10 QUESTIONS WITH KYLE HUGHES-ODGERS
Combining beautifully curated colour palettes and a sprinkle of childhood nostalgia, Kyle Hughes-Odgers splashes brand new worlds on to walls internationally. With the successful release of multiple childrens’ books, Hughes-Odgers is taking the art world by storm. Here at No Cure we love to sneak inside the brains of great creatives, so we sat down with Kyle for a chat! Here’s what we found out...
INTERVIEW: RUBY AVERY-DE WAAL
Tell us a little bit about yourself!
I'm visual artist based in Perth, W.A
What does a typical day in the life of Kyle Hughes-Odgers look like?
I wake up, hang out with my son, coffee, emails, catch the train to my studio in Fremantle, coffee, painting, emails, go home, hang out with my son.
Amongst many other achievements, you’ve written and illustrated your own children’s books including titles such as ‘Ten Tiny Things’ and ‘Can a Skeleton Have an X-Ray?’. What drew you towards creating work for children?
Children's books are still broadly accepted in the conservative adult world when they are very strange and unique. I have always loved this, like little creative revolutions sitting patiently waiting to be considered in homes around the world. When I was small it seemed like a dream that adults could draw and make strange books for a living. Most of my work is narrative based so a children's book is a good way of extending concepts and ideas.
Much of your work is quite soft and playful in colour and subject matter.
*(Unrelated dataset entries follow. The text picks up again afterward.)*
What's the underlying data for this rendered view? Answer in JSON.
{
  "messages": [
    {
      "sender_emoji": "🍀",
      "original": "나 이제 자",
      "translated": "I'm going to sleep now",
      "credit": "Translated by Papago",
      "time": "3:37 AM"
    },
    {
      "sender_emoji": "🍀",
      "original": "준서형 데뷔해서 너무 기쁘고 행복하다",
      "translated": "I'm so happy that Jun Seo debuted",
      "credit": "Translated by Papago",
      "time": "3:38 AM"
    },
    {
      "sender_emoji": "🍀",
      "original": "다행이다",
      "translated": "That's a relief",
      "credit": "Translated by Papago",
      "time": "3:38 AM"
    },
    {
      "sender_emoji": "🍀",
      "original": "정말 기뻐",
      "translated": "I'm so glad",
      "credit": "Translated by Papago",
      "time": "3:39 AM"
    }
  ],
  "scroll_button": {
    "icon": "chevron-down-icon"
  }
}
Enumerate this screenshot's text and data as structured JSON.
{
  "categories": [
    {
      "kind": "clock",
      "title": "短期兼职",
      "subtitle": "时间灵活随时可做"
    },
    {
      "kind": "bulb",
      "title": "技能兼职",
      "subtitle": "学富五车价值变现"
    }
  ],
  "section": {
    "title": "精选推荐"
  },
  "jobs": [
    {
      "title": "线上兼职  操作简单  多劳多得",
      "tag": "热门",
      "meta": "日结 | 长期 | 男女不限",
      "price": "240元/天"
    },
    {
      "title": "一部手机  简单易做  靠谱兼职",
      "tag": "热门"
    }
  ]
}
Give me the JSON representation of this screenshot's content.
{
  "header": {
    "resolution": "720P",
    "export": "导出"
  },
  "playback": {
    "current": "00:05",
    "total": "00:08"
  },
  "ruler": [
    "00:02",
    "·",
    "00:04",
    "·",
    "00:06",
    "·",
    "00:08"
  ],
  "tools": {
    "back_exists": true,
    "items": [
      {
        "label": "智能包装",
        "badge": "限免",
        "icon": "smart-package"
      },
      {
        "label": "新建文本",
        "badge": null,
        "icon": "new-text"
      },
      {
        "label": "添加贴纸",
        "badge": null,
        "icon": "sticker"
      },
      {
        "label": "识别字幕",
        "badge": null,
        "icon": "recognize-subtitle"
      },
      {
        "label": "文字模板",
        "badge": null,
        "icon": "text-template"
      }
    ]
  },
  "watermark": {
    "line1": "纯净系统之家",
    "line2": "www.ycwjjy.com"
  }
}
Where do you draw your inspiration?
I make lots of notes around narratives and concepts I find interesting / little drawings of compositions or spacial balance that I might see in nature and want to remember. I like to use colours that are more sophisticated and muted than loud and obnoxious.
Do you feel as though your style has changed much over time?
Yes, it is constantly changing. 12 years ago I only drew black and white posters of people with tattoos and 10 double chins. I think it's important it grows and moves as I get older and moves with what I find interesting.
You recently completed the painting of 4 silos as part of Art in the Wheatbelt. Tell us a bit about the project!
I was commissioned to paint 4 x 35m silos in Merredin in the wheatbelt of Western Australia. The work is part of a bigger project called the public silo trail in Western Australia and aims to cast a light on these beautiful, distinctive regions. Tourism maps will connect the completed silos for visitors to tour. It was a great and challenging project to paint at such an extreme scale.
"I was commissioned to paint 4 x 35m silos in Merredin in the wheatbelt of Western Australia. The work is part of a bigger project called the public silo trail in Western Australia and aims to cast a light on these beautiful, distinctive regions."
Is there anything you aim for people to take away from your art?
Recently I have been actively trying to make more positive narratives / works rather than focusing on the negative. Making paintings about celebrating human problem solving and ingenuity and also playing with colour and abstraction. Focusing on the broader idea of human spirit.
Tell us a secret...
Secrets are for creeps.
What can we expect to see from you in the near future?
More public art, I have solo exhibitions in Madrid and Melbourne next year, and working on more book ideas.
Any advice for the kids of tomorrow?
Don't wait to be magically basquiated into the artworld. Work really hard.